START Supplied data
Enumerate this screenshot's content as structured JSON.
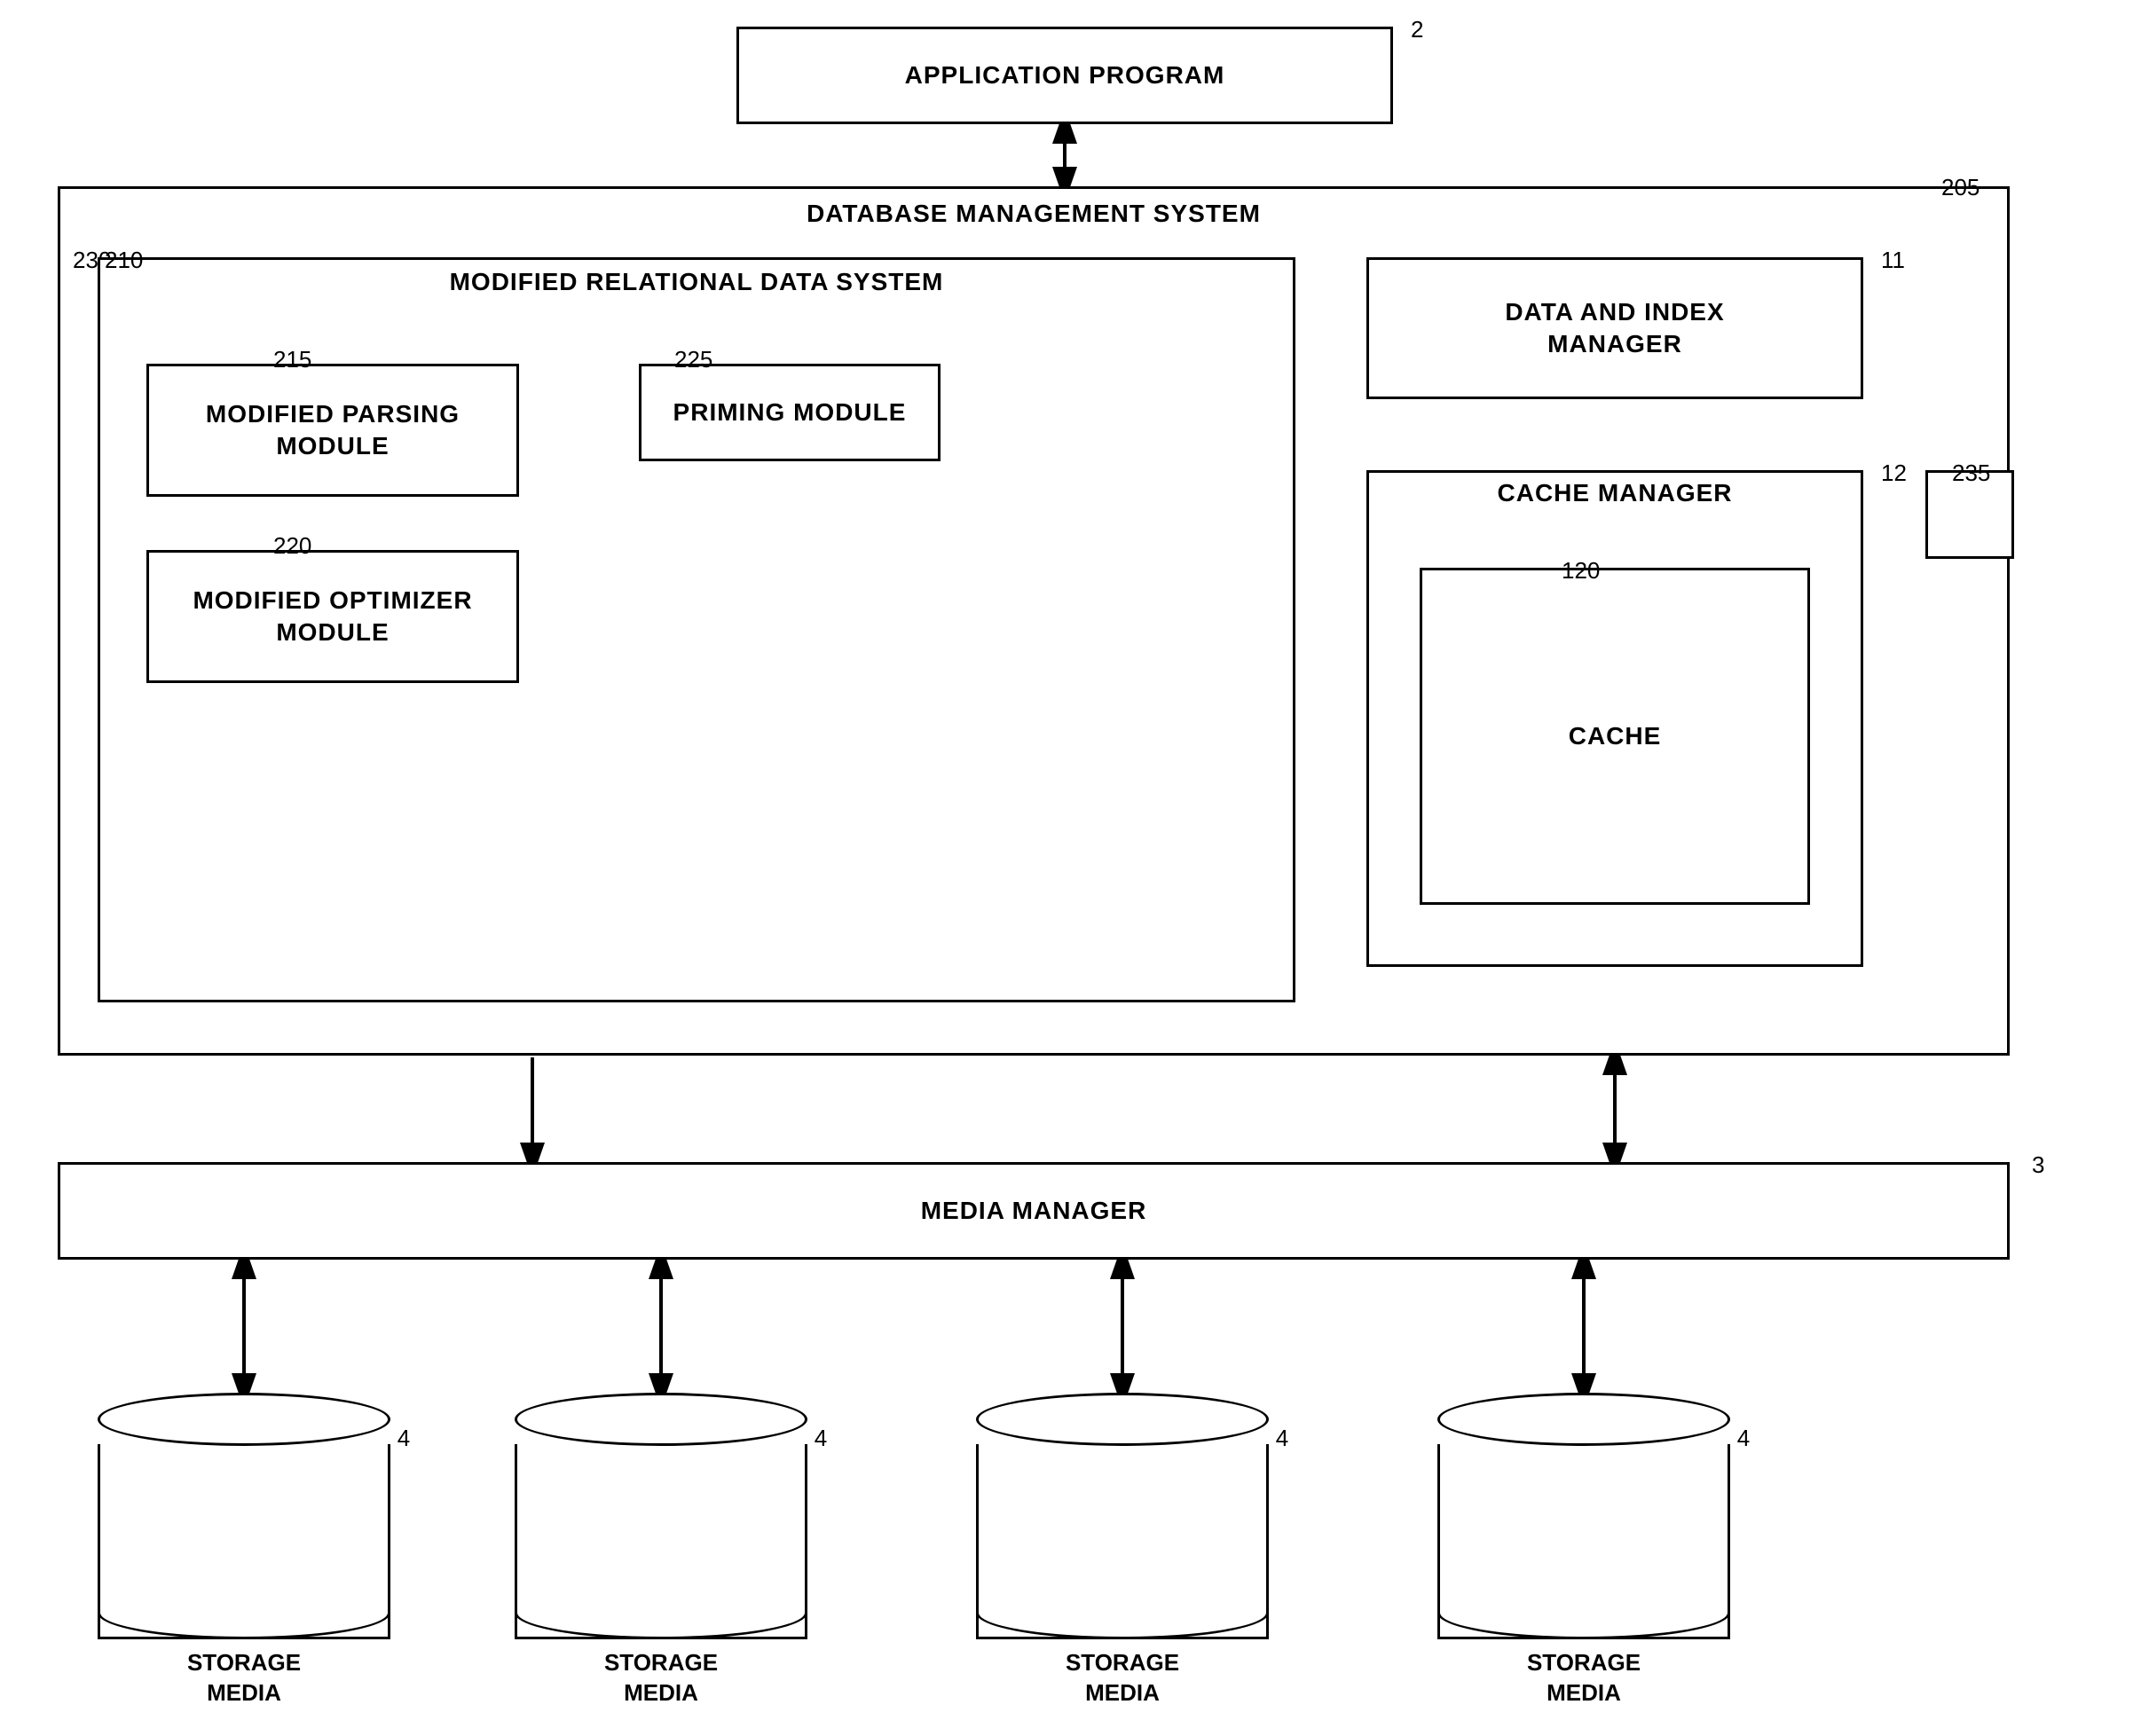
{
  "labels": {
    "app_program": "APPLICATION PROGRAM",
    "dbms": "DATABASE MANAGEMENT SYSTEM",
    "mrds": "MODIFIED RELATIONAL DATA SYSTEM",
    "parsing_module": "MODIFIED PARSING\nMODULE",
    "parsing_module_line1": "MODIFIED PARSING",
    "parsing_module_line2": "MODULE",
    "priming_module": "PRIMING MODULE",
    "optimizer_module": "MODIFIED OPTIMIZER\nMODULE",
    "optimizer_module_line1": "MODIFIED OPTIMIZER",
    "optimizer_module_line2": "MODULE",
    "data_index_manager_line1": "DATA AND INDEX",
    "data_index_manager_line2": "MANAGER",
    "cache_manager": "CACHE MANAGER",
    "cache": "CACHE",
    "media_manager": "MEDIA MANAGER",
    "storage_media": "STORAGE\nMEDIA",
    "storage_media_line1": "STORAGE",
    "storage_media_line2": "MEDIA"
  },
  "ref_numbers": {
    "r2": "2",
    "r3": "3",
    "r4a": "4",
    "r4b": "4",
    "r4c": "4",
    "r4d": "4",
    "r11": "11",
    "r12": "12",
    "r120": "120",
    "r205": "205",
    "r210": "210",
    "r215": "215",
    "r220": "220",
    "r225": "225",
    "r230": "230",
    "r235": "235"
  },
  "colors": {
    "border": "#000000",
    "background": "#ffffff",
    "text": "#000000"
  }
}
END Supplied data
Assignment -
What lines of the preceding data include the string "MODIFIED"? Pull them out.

Result of this task -
    "mrds": "MODIFIED RELATIONAL DATA SYSTEM",
    "parsing_module": "MODIFIED PARSING\nMODULE",
    "parsing_module_line1": "MODIFIED PARSING",
    "optimizer_module": "MODIFIED OPTIMIZER\nMODULE",
    "optimizer_module_line1": "MODIFIED OPTIMIZER",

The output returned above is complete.